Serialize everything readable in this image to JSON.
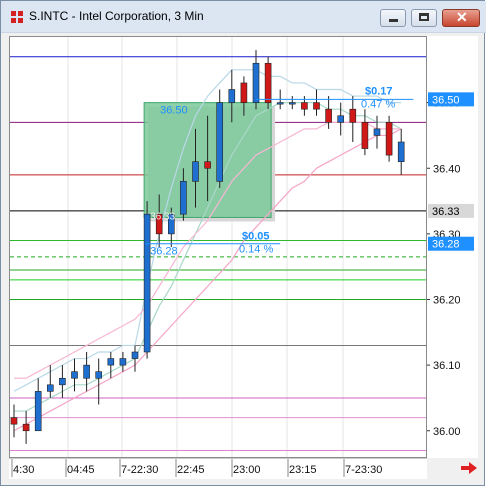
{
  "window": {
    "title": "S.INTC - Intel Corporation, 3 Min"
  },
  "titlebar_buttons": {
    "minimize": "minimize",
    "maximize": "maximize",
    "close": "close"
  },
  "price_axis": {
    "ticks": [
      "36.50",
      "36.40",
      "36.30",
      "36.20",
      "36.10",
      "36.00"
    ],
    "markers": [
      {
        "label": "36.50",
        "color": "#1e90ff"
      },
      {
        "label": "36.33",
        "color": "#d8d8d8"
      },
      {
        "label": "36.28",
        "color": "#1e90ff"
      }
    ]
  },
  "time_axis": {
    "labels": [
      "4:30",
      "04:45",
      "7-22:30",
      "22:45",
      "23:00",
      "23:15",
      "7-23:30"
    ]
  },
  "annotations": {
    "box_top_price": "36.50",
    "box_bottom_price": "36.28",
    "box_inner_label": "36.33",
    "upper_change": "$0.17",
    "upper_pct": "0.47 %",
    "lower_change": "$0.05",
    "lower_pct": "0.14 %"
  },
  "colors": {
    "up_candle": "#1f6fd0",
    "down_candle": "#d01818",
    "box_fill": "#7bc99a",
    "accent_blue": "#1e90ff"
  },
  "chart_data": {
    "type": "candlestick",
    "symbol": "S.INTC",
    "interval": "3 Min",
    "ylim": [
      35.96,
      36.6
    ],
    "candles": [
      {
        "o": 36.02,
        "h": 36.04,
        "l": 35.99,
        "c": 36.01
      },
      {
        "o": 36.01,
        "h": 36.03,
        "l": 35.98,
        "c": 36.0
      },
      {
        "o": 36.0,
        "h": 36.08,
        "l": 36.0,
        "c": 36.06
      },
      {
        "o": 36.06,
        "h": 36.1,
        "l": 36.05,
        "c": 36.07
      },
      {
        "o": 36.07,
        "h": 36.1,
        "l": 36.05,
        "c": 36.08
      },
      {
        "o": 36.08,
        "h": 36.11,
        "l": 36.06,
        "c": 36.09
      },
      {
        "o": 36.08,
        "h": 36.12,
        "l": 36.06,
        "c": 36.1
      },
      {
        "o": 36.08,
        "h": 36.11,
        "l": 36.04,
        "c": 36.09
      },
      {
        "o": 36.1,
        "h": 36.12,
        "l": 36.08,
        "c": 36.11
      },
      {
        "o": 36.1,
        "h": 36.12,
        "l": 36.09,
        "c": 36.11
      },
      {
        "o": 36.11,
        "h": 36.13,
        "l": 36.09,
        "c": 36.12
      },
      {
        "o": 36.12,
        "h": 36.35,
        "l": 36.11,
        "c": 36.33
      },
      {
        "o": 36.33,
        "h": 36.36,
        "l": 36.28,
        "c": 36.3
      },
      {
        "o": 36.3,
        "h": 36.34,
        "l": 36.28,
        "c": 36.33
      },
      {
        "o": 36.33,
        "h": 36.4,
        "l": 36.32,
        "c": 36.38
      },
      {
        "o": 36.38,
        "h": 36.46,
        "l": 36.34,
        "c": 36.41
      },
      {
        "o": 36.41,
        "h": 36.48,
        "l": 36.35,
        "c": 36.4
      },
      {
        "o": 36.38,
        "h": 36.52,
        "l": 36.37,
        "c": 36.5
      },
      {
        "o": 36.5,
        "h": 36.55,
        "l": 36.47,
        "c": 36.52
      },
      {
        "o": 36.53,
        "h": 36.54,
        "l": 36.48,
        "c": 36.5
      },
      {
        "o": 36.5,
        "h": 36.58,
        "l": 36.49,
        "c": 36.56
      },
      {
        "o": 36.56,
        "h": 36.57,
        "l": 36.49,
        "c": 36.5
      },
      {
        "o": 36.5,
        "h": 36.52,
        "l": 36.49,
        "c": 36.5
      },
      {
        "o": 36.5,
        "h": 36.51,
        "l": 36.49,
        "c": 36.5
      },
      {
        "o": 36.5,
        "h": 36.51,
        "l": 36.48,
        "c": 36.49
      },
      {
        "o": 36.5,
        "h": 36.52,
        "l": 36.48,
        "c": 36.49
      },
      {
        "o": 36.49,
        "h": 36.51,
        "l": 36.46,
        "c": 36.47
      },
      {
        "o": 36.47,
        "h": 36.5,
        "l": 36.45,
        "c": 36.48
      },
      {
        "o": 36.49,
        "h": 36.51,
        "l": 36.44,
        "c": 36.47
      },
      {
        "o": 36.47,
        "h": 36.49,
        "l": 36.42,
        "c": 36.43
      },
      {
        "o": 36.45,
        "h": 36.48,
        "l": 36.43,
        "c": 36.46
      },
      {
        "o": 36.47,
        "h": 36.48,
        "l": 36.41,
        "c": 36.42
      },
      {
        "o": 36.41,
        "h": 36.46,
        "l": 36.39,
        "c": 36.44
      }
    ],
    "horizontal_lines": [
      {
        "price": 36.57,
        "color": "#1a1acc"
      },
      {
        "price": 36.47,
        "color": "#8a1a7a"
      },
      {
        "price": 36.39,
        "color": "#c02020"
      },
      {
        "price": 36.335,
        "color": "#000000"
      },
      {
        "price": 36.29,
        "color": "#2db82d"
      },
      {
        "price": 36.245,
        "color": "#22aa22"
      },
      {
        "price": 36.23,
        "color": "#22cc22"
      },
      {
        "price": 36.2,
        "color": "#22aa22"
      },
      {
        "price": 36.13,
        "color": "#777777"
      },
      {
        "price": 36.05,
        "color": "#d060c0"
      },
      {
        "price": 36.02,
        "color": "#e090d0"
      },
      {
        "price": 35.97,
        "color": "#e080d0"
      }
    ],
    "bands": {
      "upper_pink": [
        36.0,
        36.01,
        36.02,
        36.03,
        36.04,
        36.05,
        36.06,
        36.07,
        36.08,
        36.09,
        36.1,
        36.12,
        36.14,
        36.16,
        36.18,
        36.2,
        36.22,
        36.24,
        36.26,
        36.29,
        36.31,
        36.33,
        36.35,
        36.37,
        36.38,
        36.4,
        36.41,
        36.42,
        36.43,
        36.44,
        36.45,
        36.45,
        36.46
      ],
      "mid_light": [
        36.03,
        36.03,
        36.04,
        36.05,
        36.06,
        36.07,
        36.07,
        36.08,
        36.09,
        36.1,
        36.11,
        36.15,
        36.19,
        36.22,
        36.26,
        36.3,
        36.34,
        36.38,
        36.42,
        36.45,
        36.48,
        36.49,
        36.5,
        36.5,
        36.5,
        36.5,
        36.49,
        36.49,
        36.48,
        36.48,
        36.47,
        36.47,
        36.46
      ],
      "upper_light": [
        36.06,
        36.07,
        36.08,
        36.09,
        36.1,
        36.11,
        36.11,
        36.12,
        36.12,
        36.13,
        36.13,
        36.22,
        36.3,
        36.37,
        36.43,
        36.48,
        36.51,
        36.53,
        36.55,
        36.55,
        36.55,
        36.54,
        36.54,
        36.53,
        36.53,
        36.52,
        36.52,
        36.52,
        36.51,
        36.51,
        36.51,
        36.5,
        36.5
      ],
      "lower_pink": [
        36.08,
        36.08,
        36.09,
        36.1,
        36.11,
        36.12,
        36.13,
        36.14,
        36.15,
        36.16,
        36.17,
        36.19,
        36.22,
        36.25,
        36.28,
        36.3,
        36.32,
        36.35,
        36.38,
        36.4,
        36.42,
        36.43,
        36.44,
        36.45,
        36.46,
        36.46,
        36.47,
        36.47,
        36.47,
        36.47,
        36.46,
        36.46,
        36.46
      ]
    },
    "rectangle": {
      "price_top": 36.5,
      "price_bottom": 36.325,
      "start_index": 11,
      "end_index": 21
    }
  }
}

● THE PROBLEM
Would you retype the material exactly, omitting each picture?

● REPLY
Serialize everything readable in this image to JSON.
{
  "window": {
    "title": "S.INTC - Intel Corporation, 3 Min"
  },
  "titlebar_buttons": {
    "minimize": "minimize",
    "maximize": "maximize",
    "close": "close"
  },
  "price_axis": {
    "ticks": [
      "36.50",
      "36.40",
      "36.30",
      "36.20",
      "36.10",
      "36.00"
    ],
    "markers": [
      {
        "label": "36.50",
        "color": "#1e90ff"
      },
      {
        "label": "36.33",
        "color": "#d8d8d8"
      },
      {
        "label": "36.28",
        "color": "#1e90ff"
      }
    ]
  },
  "time_axis": {
    "labels": [
      "4:30",
      "04:45",
      "7-22:30",
      "22:45",
      "23:00",
      "23:15",
      "7-23:30"
    ]
  },
  "annotations": {
    "box_top_price": "36.50",
    "box_bottom_price": "36.28",
    "box_inner_label": "36.33",
    "upper_change": "$0.17",
    "upper_pct": "0.47 %",
    "lower_change": "$0.05",
    "lower_pct": "0.14 %"
  },
  "colors": {
    "up_candle": "#1f6fd0",
    "down_candle": "#d01818",
    "box_fill": "#7bc99a",
    "accent_blue": "#1e90ff"
  },
  "chart_data": {
    "type": "candlestick",
    "symbol": "S.INTC",
    "interval": "3 Min",
    "ylim": [
      35.96,
      36.6
    ],
    "candles": [
      {
        "o": 36.02,
        "h": 36.04,
        "l": 35.99,
        "c": 36.01
      },
      {
        "o": 36.01,
        "h": 36.03,
        "l": 35.98,
        "c": 36.0
      },
      {
        "o": 36.0,
        "h": 36.08,
        "l": 36.0,
        "c": 36.06
      },
      {
        "o": 36.06,
        "h": 36.1,
        "l": 36.05,
        "c": 36.07
      },
      {
        "o": 36.07,
        "h": 36.1,
        "l": 36.05,
        "c": 36.08
      },
      {
        "o": 36.08,
        "h": 36.11,
        "l": 36.06,
        "c": 36.09
      },
      {
        "o": 36.08,
        "h": 36.12,
        "l": 36.06,
        "c": 36.1
      },
      {
        "o": 36.08,
        "h": 36.11,
        "l": 36.04,
        "c": 36.09
      },
      {
        "o": 36.1,
        "h": 36.12,
        "l": 36.08,
        "c": 36.11
      },
      {
        "o": 36.1,
        "h": 36.12,
        "l": 36.09,
        "c": 36.11
      },
      {
        "o": 36.11,
        "h": 36.13,
        "l": 36.09,
        "c": 36.12
      },
      {
        "o": 36.12,
        "h": 36.35,
        "l": 36.11,
        "c": 36.33
      },
      {
        "o": 36.33,
        "h": 36.36,
        "l": 36.28,
        "c": 36.3
      },
      {
        "o": 36.3,
        "h": 36.34,
        "l": 36.28,
        "c": 36.33
      },
      {
        "o": 36.33,
        "h": 36.4,
        "l": 36.32,
        "c": 36.38
      },
      {
        "o": 36.38,
        "h": 36.46,
        "l": 36.34,
        "c": 36.41
      },
      {
        "o": 36.41,
        "h": 36.48,
        "l": 36.35,
        "c": 36.4
      },
      {
        "o": 36.38,
        "h": 36.52,
        "l": 36.37,
        "c": 36.5
      },
      {
        "o": 36.5,
        "h": 36.55,
        "l": 36.47,
        "c": 36.52
      },
      {
        "o": 36.53,
        "h": 36.54,
        "l": 36.48,
        "c": 36.5
      },
      {
        "o": 36.5,
        "h": 36.58,
        "l": 36.49,
        "c": 36.56
      },
      {
        "o": 36.56,
        "h": 36.57,
        "l": 36.49,
        "c": 36.5
      },
      {
        "o": 36.5,
        "h": 36.52,
        "l": 36.49,
        "c": 36.5
      },
      {
        "o": 36.5,
        "h": 36.51,
        "l": 36.49,
        "c": 36.5
      },
      {
        "o": 36.5,
        "h": 36.51,
        "l": 36.48,
        "c": 36.49
      },
      {
        "o": 36.5,
        "h": 36.52,
        "l": 36.48,
        "c": 36.49
      },
      {
        "o": 36.49,
        "h": 36.51,
        "l": 36.46,
        "c": 36.47
      },
      {
        "o": 36.47,
        "h": 36.5,
        "l": 36.45,
        "c": 36.48
      },
      {
        "o": 36.49,
        "h": 36.51,
        "l": 36.44,
        "c": 36.47
      },
      {
        "o": 36.47,
        "h": 36.49,
        "l": 36.42,
        "c": 36.43
      },
      {
        "o": 36.45,
        "h": 36.48,
        "l": 36.43,
        "c": 36.46
      },
      {
        "o": 36.47,
        "h": 36.48,
        "l": 36.41,
        "c": 36.42
      },
      {
        "o": 36.41,
        "h": 36.46,
        "l": 36.39,
        "c": 36.44
      }
    ],
    "horizontal_lines": [
      {
        "price": 36.57,
        "color": "#1a1acc"
      },
      {
        "price": 36.47,
        "color": "#8a1a7a"
      },
      {
        "price": 36.39,
        "color": "#c02020"
      },
      {
        "price": 36.335,
        "color": "#000000"
      },
      {
        "price": 36.29,
        "color": "#2db82d"
      },
      {
        "price": 36.245,
        "color": "#22aa22"
      },
      {
        "price": 36.23,
        "color": "#22cc22"
      },
      {
        "price": 36.2,
        "color": "#22aa22"
      },
      {
        "price": 36.13,
        "color": "#777777"
      },
      {
        "price": 36.05,
        "color": "#d060c0"
      },
      {
        "price": 36.02,
        "color": "#e090d0"
      },
      {
        "price": 35.97,
        "color": "#e080d0"
      }
    ],
    "bands": {
      "upper_pink": [
        36.0,
        36.01,
        36.02,
        36.03,
        36.04,
        36.05,
        36.06,
        36.07,
        36.08,
        36.09,
        36.1,
        36.12,
        36.14,
        36.16,
        36.18,
        36.2,
        36.22,
        36.24,
        36.26,
        36.29,
        36.31,
        36.33,
        36.35,
        36.37,
        36.38,
        36.4,
        36.41,
        36.42,
        36.43,
        36.44,
        36.45,
        36.45,
        36.46
      ],
      "mid_light": [
        36.03,
        36.03,
        36.04,
        36.05,
        36.06,
        36.07,
        36.07,
        36.08,
        36.09,
        36.1,
        36.11,
        36.15,
        36.19,
        36.22,
        36.26,
        36.3,
        36.34,
        36.38,
        36.42,
        36.45,
        36.48,
        36.49,
        36.5,
        36.5,
        36.5,
        36.5,
        36.49,
        36.49,
        36.48,
        36.48,
        36.47,
        36.47,
        36.46
      ],
      "upper_light": [
        36.06,
        36.07,
        36.08,
        36.09,
        36.1,
        36.11,
        36.11,
        36.12,
        36.12,
        36.13,
        36.13,
        36.22,
        36.3,
        36.37,
        36.43,
        36.48,
        36.51,
        36.53,
        36.55,
        36.55,
        36.55,
        36.54,
        36.54,
        36.53,
        36.53,
        36.52,
        36.52,
        36.52,
        36.51,
        36.51,
        36.51,
        36.5,
        36.5
      ],
      "lower_pink": [
        36.08,
        36.08,
        36.09,
        36.1,
        36.11,
        36.12,
        36.13,
        36.14,
        36.15,
        36.16,
        36.17,
        36.19,
        36.22,
        36.25,
        36.28,
        36.3,
        36.32,
        36.35,
        36.38,
        36.4,
        36.42,
        36.43,
        36.44,
        36.45,
        36.46,
        36.46,
        36.47,
        36.47,
        36.47,
        36.47,
        36.46,
        36.46,
        36.46
      ]
    },
    "rectangle": {
      "price_top": 36.5,
      "price_bottom": 36.325,
      "start_index": 11,
      "end_index": 21
    }
  }
}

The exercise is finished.